Authorities say DNA tests conducted on remains match Caylee's genetic profile. But the only clue they give about her death is that her bones didn't suffer trauma, said Orange County Medical Examiner Dr. Jan Garavaglia. The bones were found by a utility worker last week less than a half-mile from where the child lived,
Caylee's mother, 22-year-old Casey Anthony, was indicted in October on first-degree murder and other charges, even though no body had been found.
She has insisted that she left the girl with a babysitter in June, but the child was not reported missing until July.
Officials said a search team did not check the wooded area where the bones were found sooner because it was submerged from the summer's heavy rains.
But Roy Kronk, the utility worker who tipped officials repeatedly and eventually found the remains, said he began alerting authorities to "something suspicious, a bag, in the same area" in August.
The remains are still undergoing tests.
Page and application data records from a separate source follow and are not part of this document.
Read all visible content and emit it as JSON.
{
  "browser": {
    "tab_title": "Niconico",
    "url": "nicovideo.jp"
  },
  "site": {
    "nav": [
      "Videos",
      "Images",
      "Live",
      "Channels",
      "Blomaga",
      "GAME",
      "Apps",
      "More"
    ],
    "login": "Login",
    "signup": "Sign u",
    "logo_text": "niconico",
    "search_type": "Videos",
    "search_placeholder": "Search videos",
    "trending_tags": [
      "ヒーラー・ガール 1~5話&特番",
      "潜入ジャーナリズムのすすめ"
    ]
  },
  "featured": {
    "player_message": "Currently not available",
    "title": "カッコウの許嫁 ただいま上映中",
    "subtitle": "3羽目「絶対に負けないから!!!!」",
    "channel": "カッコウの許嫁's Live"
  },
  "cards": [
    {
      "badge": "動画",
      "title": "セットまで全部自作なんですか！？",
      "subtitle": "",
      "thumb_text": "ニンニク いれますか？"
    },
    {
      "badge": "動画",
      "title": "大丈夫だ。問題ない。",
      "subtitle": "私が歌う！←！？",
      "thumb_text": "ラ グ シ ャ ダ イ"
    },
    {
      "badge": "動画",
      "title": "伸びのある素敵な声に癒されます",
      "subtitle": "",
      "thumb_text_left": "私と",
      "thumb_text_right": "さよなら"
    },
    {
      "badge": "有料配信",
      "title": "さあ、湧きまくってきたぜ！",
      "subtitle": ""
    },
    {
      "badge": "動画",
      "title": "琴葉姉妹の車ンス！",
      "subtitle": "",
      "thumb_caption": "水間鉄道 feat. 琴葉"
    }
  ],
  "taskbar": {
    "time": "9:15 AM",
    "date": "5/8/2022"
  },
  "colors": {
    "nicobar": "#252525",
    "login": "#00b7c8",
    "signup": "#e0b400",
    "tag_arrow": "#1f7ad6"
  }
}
Some of the bones were as small as a pebble and had been scattered.
Garavaglia — the star of cable TV's Dr G: Medical Examiner — said authorities identified the remains through DNA and concluded she was slain through "circumstantial evidence." She said she didn't expect further testing to reveal a specific cause.
Caylee's grandmother first called authorities in July to say she hadn't seen the girl, whose third birthday passed shortly after her disappearance, for a month. Her daughter's car smelled like death, she said.
Police interviewed Casey Anthony and said everything she told them was false: The babysitter was nonexistent, the apartment where Anthony said she had last seen Caylee had been empty for months, and Anthony lied about where she worked.
Other details emerged: Photos surfaced of Anthony partying after her daughter went missing. Friends said she was a habitual liar, but also a good mother.
Last month, the Orange County State Attorney turned over almost 800 pages of documents showing someone used the Anthonys' home computer to do Internet searches for terms like "neck breaking" and "household weapons."
In mid March, someone searched Google and Wikipedia for peroxide, shovels, acetone, alcohol and chloroform on a computer at the Anthony home. Traces of chloroform, which can induce unconsciousness and is a component of human decomposition, were found in the trunk of Casey Anthony's car, the documents say.
Casey Anthony's trial is scheduled for March. Prosecutors will not seek the death penalty.
Without a firm cause of death, a lawyer can suggest to a jury that labeling the death a homicide is speculation, said attorney A. Russell Smith, immediate past president of the Florida Association of Criminal Defense Lawyers.
"Juries are particularly conscientious in homicide cases because the penalties are so severe," Smith said. "So, to the extent that there are gaps in critical evidence, it makes the prosecutor's job much more difficult."